# [What the task asks]
This exercise calls for copying every line below that holds the word "color".

━━ Records for the exercise

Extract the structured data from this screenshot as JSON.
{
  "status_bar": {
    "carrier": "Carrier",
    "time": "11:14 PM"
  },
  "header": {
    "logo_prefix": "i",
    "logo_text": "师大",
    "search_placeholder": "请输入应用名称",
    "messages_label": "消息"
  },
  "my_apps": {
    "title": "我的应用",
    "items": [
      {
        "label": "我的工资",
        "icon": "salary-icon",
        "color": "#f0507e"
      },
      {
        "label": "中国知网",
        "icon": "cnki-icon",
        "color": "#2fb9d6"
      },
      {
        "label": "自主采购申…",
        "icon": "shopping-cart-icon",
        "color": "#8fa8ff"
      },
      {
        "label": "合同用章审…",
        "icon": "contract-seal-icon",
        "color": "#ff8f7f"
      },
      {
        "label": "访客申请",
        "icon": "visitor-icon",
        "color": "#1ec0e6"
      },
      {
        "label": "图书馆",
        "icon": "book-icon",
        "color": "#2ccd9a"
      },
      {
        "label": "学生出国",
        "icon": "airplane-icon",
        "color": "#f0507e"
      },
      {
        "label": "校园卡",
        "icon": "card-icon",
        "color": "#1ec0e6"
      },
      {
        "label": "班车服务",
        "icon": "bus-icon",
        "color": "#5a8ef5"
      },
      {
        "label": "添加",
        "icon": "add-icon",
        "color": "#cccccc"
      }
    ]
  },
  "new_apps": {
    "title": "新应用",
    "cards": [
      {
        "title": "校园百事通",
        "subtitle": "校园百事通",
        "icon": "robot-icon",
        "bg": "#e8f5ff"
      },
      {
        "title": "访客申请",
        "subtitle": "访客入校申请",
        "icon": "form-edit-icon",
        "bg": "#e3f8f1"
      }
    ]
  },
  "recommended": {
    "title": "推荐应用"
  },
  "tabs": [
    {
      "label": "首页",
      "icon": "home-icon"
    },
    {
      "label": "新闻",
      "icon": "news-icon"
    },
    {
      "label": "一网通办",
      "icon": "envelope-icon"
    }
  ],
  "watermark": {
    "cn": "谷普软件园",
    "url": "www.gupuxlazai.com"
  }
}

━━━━

# [Task output]
        "color": "#f0507e"
        "color": "#2fb9d6"
        "color": "#8fa8ff"
        "color": "#ff8f7f"
        "color": "#1ec0e6"
        "color": "#2ccd9a"
        "color": "#f0507e"
        "color": "#1ec0e6"
        "color": "#5a8ef5"
        "color": "#cccccc"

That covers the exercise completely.